I walked up to Tennant or rather I “went up town” Friday evening to meet the other teachers and make “arrangements” for the picnic.MissMorris didn’t get there and that left it toMiss StewartMiss McFarland and myself There was but one “arrangement” made and that was for me to see to getting the grove cleaned, getting some one to fix seats, getting the use of the church organ and getting some one to move it for us, and see to other small details In fact I— the youngest of the four—have the responcibility of every thing and will get, as I told IdaWever, some of the praisemost of the work and all of the cussing. I wouldn’t mind the work if some one else had the responcibility but as the picnic is in our grove its up to me so I will have to do my best and take what I get. Saturday I scrubbed my head and had my hair dry before nine oclock—when my hair is brushed back the ends just touch the top of my belt I made my black sateen waist—got it all done and its fine I made it with a yoke and full front so it wont get too small. I got a new tie and belt like the scrap of ribbon enclosed to wear with it so you see it wont look so sober. . . .
Elisabeth F. Corey
June 3, 1906
Friday morning earlyMr Brown phoned up that he was going to Shelby and so could not help with the seats at the picnic so I had to get ready and go up early to see about things—I went to see the drayman who stopped in the middle of unloading a car of lumber and hauled two loads of plank for seats—then I went to seeMrMoury and Mr Bartholomew who quit their painting, which they wished to finish by noon, and came and put up the seats and stage for me by that time most of my pupils were there and the other schools had commenced to come and it seemed that “MissCorey” was wanted every where at once.We Schoolma’ams went up town and got the material for lemonade and while we were makeing it the mammas in the crowd put the dinner on and then I waited rather, helped wait on table till every one was threw eating thenMiss Stewart,MissMcFarland, BessieGrauel and I sat down—I don’t know how much we ate.After dinner we began to think about getting the organ over—Ida and I started to hitch up a team but made up our minds we couldn’t get it in the wagon so ElmerMyers, MissMcFarland, BessGrauel, Ida and I went over to the church— MissMcF__ took the organ stool the rest of us took the organ and we carried it over to the grove while the crowd stood with mouths open far enough to swallow us all.We then made out our program, rallied the crowd and commenced. They tried to put reading the program on to me too but I wouldn’t stand for that with all the extras to see to soMiss McF__ who had nothing else to do agreed to read it. I had plenty to see to just to manage part of the crowd.Anna Stewart was down from Harlan butMr Luxford did not put in appearance to present Ruth Myers herDiploma Ruth was one of my pupils last fall and winter and the only one who passed.

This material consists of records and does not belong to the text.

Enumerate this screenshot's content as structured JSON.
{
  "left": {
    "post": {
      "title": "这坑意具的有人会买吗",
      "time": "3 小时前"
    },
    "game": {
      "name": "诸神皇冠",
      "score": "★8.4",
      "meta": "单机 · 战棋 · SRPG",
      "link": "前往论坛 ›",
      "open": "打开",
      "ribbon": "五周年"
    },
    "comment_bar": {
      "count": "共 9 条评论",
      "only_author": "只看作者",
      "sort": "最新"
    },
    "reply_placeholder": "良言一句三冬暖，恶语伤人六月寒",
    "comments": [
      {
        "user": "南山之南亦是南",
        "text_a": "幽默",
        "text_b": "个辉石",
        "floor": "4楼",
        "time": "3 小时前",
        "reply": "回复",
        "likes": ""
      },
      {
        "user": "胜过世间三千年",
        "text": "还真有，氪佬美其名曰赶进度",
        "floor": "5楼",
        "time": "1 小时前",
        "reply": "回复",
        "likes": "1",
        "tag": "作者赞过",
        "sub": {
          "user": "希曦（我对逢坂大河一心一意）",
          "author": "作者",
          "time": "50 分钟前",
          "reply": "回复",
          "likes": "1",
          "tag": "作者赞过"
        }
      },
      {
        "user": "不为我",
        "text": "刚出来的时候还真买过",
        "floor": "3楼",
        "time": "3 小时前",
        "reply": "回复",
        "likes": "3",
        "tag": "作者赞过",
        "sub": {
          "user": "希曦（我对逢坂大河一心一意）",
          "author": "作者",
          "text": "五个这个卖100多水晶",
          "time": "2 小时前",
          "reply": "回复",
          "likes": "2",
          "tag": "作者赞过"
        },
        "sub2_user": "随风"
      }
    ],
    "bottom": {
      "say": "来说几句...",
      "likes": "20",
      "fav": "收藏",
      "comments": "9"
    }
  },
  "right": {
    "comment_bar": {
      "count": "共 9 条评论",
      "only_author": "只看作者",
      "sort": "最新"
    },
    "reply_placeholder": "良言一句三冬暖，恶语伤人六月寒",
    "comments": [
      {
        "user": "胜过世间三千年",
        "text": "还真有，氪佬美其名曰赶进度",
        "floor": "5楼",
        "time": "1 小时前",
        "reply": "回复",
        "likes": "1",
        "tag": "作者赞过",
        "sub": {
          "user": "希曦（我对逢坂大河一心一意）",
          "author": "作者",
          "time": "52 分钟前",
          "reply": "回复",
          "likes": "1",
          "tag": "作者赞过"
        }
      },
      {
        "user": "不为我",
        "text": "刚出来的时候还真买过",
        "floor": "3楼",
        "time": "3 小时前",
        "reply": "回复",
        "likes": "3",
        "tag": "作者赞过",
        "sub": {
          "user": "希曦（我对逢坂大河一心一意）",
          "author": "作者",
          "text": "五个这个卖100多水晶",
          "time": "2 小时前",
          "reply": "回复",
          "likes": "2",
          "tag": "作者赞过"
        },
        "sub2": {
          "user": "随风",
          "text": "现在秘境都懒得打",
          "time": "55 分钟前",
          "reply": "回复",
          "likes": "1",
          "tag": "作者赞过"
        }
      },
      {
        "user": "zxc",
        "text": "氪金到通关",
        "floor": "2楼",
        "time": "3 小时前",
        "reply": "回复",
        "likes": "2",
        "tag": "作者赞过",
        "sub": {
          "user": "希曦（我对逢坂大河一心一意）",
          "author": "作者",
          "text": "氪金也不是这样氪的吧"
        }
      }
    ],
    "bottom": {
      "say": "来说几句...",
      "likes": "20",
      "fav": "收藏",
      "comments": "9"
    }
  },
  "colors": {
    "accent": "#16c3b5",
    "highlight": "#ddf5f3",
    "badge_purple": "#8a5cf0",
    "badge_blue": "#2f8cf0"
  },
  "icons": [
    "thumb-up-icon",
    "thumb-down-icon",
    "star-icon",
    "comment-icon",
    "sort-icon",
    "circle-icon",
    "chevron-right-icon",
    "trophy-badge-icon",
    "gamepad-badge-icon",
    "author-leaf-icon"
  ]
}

The crowd, numbering about one hundred and fifty people, broke up about five oclock all reporting a fine program and good time. I reached home about half after six—tired? well I guess!!!